• _Website and app data records_:
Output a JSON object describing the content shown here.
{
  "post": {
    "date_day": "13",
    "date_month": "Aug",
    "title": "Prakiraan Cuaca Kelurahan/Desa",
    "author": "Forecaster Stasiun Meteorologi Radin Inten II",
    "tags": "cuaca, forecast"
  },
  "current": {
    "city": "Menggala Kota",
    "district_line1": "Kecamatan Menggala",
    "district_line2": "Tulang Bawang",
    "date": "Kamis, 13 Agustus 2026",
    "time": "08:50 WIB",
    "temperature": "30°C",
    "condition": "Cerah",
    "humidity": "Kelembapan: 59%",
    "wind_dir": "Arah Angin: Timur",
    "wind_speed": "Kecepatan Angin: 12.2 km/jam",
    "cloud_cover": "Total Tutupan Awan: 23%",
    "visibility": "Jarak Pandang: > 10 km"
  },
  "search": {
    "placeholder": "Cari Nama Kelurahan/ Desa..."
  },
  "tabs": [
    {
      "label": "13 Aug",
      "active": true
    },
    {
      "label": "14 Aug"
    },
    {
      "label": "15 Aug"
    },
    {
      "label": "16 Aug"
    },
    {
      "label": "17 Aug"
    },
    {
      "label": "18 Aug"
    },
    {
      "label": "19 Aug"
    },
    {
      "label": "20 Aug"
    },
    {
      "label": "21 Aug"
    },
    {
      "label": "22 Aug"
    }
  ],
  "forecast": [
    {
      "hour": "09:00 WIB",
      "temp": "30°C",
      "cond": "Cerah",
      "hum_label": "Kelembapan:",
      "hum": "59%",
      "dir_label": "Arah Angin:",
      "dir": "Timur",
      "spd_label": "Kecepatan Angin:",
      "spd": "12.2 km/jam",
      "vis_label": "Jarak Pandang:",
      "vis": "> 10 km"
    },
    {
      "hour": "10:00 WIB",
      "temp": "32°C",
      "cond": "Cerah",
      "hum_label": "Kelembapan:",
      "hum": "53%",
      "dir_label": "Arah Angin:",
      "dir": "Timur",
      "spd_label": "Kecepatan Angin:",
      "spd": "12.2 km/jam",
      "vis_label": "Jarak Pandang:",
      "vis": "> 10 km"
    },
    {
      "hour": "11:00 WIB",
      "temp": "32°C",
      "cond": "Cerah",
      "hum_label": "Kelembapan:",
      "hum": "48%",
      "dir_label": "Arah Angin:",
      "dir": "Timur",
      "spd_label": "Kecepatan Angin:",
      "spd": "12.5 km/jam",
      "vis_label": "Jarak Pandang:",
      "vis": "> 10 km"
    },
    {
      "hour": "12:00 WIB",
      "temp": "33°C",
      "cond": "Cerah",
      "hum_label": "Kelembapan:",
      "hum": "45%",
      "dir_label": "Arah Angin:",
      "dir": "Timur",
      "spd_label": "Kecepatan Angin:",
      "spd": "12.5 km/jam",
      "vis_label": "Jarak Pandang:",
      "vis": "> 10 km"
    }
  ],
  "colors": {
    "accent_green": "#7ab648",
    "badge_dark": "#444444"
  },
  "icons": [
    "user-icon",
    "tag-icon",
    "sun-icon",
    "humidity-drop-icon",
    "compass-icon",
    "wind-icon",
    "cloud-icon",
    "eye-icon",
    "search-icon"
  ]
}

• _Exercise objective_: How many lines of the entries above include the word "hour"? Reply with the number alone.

• _Result for this exercise_: 4